Remember, when you make claims like that in court, you have to prove them. But here’s what the court said on December 10th:
With regard to each of the challenged rules, petitioners have not shown that the harms they allege are certain, rather than speculative, or that the alleged harms will directly result from the actions which the movants seek to enjoin.
In fact, except in Texas, big new or expanded facilities will be able to get permits with “best available control technology” pollution limits for greenhouse gases in a timely way in every state, acting either on its own or with EPA’s assistance. Just as they are for other pollutants, those “BACT” emission limits will be bounded by what is technically and economically practical, and will reflect available and affordable control measures to limit increases in heat-trapping pollutants.
Texas’ problems are of the state’s own making. The state’s highest elected leaders are grandstanding to Tea Party types about supposedly unconstitutional federal intrusions into the sovereignty of Texas. Meanwhile, they’re hanging Texan companies out to dry. They’ve refused to change their own regulations to enable the Texas Commission on Environmental Quality to issue permits for carbon emissions to companies wanting to build big new and expanded facilities. And they’ve refused to cooperate with EPA, which is offering a back-up way to issue those permits until the State gets its act together.

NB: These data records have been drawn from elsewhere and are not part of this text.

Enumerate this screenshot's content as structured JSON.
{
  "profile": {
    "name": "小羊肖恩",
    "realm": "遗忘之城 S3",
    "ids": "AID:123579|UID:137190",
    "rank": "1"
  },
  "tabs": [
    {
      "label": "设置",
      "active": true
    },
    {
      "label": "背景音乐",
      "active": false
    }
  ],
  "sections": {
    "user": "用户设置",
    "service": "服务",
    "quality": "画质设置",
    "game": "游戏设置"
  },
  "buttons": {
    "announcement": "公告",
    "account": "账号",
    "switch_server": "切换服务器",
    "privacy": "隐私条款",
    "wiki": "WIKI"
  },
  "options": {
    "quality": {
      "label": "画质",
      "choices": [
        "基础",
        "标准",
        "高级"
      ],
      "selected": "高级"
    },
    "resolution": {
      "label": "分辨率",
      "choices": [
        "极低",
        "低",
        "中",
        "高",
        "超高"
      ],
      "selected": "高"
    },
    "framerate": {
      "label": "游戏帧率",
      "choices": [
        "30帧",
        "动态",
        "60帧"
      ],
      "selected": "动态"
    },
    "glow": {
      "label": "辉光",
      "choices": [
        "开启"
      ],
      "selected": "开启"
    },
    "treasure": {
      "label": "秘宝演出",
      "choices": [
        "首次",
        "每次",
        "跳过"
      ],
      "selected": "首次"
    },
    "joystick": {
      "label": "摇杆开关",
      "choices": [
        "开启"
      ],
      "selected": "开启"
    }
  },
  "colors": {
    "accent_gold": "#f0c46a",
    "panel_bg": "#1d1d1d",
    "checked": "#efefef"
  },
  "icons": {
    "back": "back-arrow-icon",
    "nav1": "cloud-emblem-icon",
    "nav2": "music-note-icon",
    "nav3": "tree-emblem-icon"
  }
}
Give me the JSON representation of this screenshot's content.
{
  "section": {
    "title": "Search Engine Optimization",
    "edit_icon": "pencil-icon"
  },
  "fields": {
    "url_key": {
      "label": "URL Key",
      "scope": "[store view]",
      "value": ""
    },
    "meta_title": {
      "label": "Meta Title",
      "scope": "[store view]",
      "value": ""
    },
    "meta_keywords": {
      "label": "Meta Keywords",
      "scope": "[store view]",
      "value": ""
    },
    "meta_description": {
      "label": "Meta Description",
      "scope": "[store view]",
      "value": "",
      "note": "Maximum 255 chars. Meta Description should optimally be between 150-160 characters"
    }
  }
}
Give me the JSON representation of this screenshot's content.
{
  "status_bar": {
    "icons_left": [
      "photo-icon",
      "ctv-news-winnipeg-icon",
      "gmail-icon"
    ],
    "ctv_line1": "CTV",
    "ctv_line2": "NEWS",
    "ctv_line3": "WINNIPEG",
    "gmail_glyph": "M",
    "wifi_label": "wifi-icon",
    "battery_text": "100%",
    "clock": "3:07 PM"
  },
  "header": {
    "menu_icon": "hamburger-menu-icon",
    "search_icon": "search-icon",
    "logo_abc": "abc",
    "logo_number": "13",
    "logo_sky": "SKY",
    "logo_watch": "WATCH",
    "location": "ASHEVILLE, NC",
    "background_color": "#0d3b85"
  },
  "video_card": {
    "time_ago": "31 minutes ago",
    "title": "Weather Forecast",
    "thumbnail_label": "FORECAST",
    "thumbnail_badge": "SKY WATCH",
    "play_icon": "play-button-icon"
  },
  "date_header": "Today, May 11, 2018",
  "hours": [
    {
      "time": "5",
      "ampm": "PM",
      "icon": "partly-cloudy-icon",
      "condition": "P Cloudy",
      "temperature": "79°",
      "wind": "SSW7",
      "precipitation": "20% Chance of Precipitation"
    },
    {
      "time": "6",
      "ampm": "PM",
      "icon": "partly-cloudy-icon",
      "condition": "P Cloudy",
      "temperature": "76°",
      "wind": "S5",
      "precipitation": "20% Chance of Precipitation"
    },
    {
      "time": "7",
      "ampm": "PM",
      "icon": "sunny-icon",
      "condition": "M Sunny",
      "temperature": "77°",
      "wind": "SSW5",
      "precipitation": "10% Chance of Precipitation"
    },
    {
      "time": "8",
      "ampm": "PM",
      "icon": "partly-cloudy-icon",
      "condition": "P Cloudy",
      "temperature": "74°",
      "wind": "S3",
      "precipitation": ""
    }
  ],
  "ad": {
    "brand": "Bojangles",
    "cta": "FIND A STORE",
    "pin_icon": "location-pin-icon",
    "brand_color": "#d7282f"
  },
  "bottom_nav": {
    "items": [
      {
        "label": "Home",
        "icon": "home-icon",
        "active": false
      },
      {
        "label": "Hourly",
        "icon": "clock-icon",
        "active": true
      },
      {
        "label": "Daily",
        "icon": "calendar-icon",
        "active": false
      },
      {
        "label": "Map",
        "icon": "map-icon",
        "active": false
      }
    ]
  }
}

Every other state has taken one of the available paths to keep new construction projects going unimpeded. Texas alone has refused. Instead, last week the governor and the attorney general went to a second court -- the 5th U.S. Circuit Court of Appeals in New Orleans -- with the same request to “stay” EPA’s actions that was rejected by the Court of Appeals in Washington.
The fact is that if there’s a “construction moratorium” in Texas in January, it will be the fault of the governor and the attorney general, not EPA.
Texas' latest lawsuit is almost certain to be thrown out, because you don't get to go shopping with the same arguments in a second court when you lose in the first.
Meanwhile, in Washington, the industry lobbyists were pulling out all the stops to convince the Senate that the world is coming to an end in January. In a fact-free, over-the-top two-page letter, the Chamber of Commerce and a hodgepodge of trade associations charged that EPA’s greenhouse gas measures will cause “a virtual freeze on new construction of manufacturing facilities or energy efficiency modifications to existing facilities.” The Industrial Energy Consumers of America chimed in to claim that the rules “are detrimental to private sector investment, economic growth and job creation and will delay US economic recovery” and will “encourage... companies to invest abroad rather than in the US.”
Senate efforts to block EPA’s greenhouse gas measures fell apart late last week, but we know we’ll see plenty of attacks on EPA and the Clean Air Act in the next Congress. By then, however, we’ll have real-world proof that the first steps to curb carbon pollution did not stop the construction of new facilities, big or small.
The doomsayers are trying so hard now because they know that the world will not come to end next year. If Congress just let’s EPA do its job, everything is going to be all right.
This post was first published on NRDC's Switchboard blog.